Keeping nuclear power safe

Nuclear energy is clean, powerful, affordable, and zero-emission. A new study uses the Canadian Light Source (CLS) at the University of Saskatchewan to help ensure that waste from nuclear power plants remains safe and secure ...

Material for new-generation atomic reactors developed

Materials scientists from the National University of Science and Technology "MISIS" (NUST MISIS) developed a unique sandwich steel-vanadium-steel material that is able to withstand temperatures of up to 700°C, hard radiation ...

Storage of nuclear waste a 'global crisis': report

Nuclear waste is piling up around the world even as countries struggle to dispose of spent fuel that will remain highly toxic for many thousands of years, Greenpeace detailed in a report Wednesday.

Uranium in mine dust could dissolve in human lungs

New Mexico contains hundreds of historic uranium mines. Although active uranium mining in the state has ceased, rates of cardiovascular and metabolic disease remain high in the population residing close to mines within the ...

Evolution: South Africa's hominin record is a fair-weather friend

New research from an international team of scientists led by University of Cape Town isotope geochemist Dr. Robyn Pickering is the first to provide a timeline for fossils from the caves within the Cradle of Humankind. It ...

Paper-based lateral flow device to detect uranium in groundwater

The presence of uranium in groundwater can lead to severe health problems, from renal failure to cancer. Standard methods to detect uranium involve time-consuming processes and expensive, non-portable equipment. Measurements ...

page 1 from 17
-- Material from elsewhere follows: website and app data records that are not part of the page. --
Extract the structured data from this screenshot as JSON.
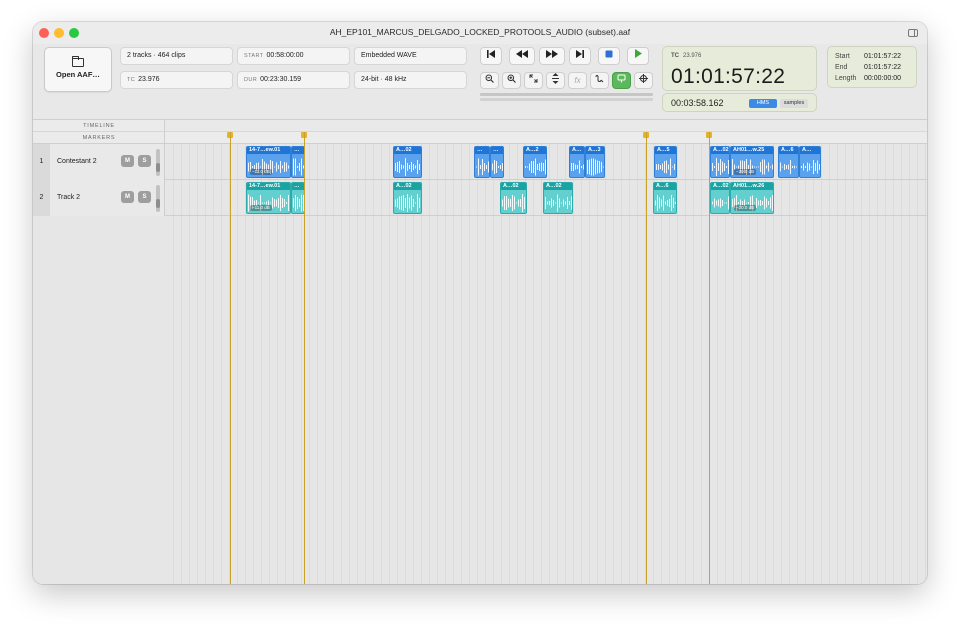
{
  "window": {
    "title": "AH_EP101_MARCUS_DELGADO_LOCKED_PROTOOLS_AUDIO (subset).aaf"
  },
  "toolbar": {
    "open_label": "Open AAF…",
    "info": {
      "tracks_clips": "2 tracks · 464 clips",
      "tc_key": "TC",
      "tc_rate": "23.976",
      "start_key": "START",
      "start_value": "00:58:00:00",
      "dur_key": "DUR",
      "dur_value": "00:23:30.159",
      "media": "Embedded WAVE",
      "format": "24-bit · 48 kHz"
    },
    "transport_icons": [
      "skip-to-start-icon",
      "rewind-icon",
      "fast-forward-icon",
      "skip-to-end-icon",
      "stop-icon",
      "play-icon"
    ],
    "tool_icons": [
      "zoom-out-icon",
      "zoom-in-icon",
      "zoom-fit-icon",
      "vertical-zoom-icon",
      "fx-icon",
      "link-icon",
      "snap-icon",
      "crosshair-icon"
    ],
    "fx_label": "fx"
  },
  "timecode": {
    "label": "TC",
    "rate": "23.976",
    "value": "01:01:57:22",
    "position": "00:03:58.162",
    "mode_hms": "HMS",
    "mode_samples": "samples"
  },
  "selection": {
    "start_label": "Start",
    "start_value": "01:01:57:22",
    "end_label": "End",
    "end_value": "01:01:57:22",
    "length_label": "Length",
    "length_value": "00:00:00:00"
  },
  "timeline": {
    "header_timeline": "TIMELINE",
    "header_markers": "MARKERS"
  },
  "tracks": [
    {
      "number": "1",
      "name": "Contestant 2",
      "mute": "M",
      "solo": "S",
      "clips": [
        {
          "label": "14-7…ew.01",
          "gain": "−11.0 dB"
        },
        {
          "label": "…",
          "gain": ""
        },
        {
          "label": "A…02",
          "gain": ""
        },
        {
          "label": "…",
          "gain": ""
        },
        {
          "label": "…",
          "gain": ""
        },
        {
          "label": "A…2",
          "gain": ""
        },
        {
          "label": "A…",
          "gain": ""
        },
        {
          "label": "A…3",
          "gain": ""
        },
        {
          "label": "A…5",
          "gain": ""
        },
        {
          "label": "A…02",
          "gain": ""
        },
        {
          "label": "AH01…w.25",
          "gain": "−20.0 dB"
        },
        {
          "label": "A…6",
          "gain": ""
        },
        {
          "label": "A…",
          "gain": ""
        }
      ]
    },
    {
      "number": "2",
      "name": "Track 2",
      "mute": "M",
      "solo": "S",
      "clips": [
        {
          "label": "14-7…ew.01",
          "gain": "−11.0 dB"
        },
        {
          "label": "…",
          "gain": ""
        },
        {
          "label": "A…02",
          "gain": ""
        },
        {
          "label": "A…02",
          "gain": ""
        },
        {
          "label": "A…02",
          "gain": ""
        },
        {
          "label": "A…6",
          "gain": ""
        },
        {
          "label": "A…02",
          "gain": ""
        },
        {
          "label": "AH01…w.26",
          "gain": "−20.0 dB"
        }
      ]
    }
  ],
  "colors": {
    "track1_clip": "#5aa2ee",
    "track2_clip": "#63cfcf",
    "marker": "#e3b32e",
    "timecode_panel": "#e6ecd9",
    "accent_blue": "#3d8ae6",
    "play_green": "#3aaa3a"
  }
}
Uranium (pronounced /jʊˈreɪniəm/) is a silvery-white metallic chemical element in the actinide series of the periodic table that has the symbol U and atomic number 92. Besides its 92 protons, a uranium nucleus can have between 141 and 146 neutrons, with 146 (U-238) and 143 (U-235) in its most common isotopes. The number of electrons in a uranium atom is 92, 6 of them valence electrons. Uranium has the highest atomic weight of the naturally occurring elements. Uranium is approximately 70% denser than lead, but not as dense as gold or tungsten. It is weakly radioactive. It occurs naturally in low concentrations (a few parts per million) in soil, rock and water, and is commercially extracted from uranium-bearing minerals such as uraninite (see uranium mining).

In nature, uranium atoms exist as uranium-238 (99.284%), uranium-235 (0.711%), and a very small amount of uranium-234 (0.0058%). Uranium decays slowly by emitting an alpha particle. The half-life of uranium-238 is about 4.47 billion years and that of uranium-235 is 704 million years, making them useful in dating the age of the Earth (see uranium-thorium dating, uranium-lead dating and uranium-uranium dating).

Many contemporary uses of uranium exploit its unique nuclear properties. Uranium-235 has the distinction of being the only naturally occurring fissile isotope. Uranium-238 is both fissionable by fast neutrons, and fertile (capable of being transmuted to fissile plutonium-239 in a nuclear reactor). An artificial fissile isotope, uranium-233, can be produced from natural thorium and is also important in nuclear technology. While uranium-238 has a small probability to fission spontaneously or when bombarded with fast neutrons, the much higher probability of uranium-235 and to a lesser degree uranium-233 to fission when bombarded with slow neutrons generates the heat in nuclear reactors used as a source of power, and provides the fissile material for nuclear weapons. Both uses rely on the ability of uranium to produce a sustained nuclear chain reaction. Depleted uranium (uranium-238) is used in kinetic energy penetrators and armor plating.

Uranium is used as a colorant in uranium glass, producing orange-red to lemon yellow hues. It was also used for tinting and shading in early photography. The 1789 discovery of uranium in the mineral pitchblende is credited to Martin Heinrich Klaproth, who named the new element after the planet Uranus. Eugène-Melchior Péligot was the first person to isolate the metal, and its radioactive properties were uncovered in 1896 by Antoine Becquerel. Research by Enrico Fermi and others starting in 1934 led to its use as a fuel in the nuclear power industry and in Little Boy, the first nuclear weapon used in war. An ensuing arms race during the Cold War between the United States and the Soviet Union produced tens of thousands of nuclear weapons that used enriched uranium and uranium-derived plutonium. The security of those weapons and their fissile material following the breakup of the Soviet Union in 1991 is an ongoing concern for public health and safety.

This text uses material from Wikipedia, licensed under CC BY-SA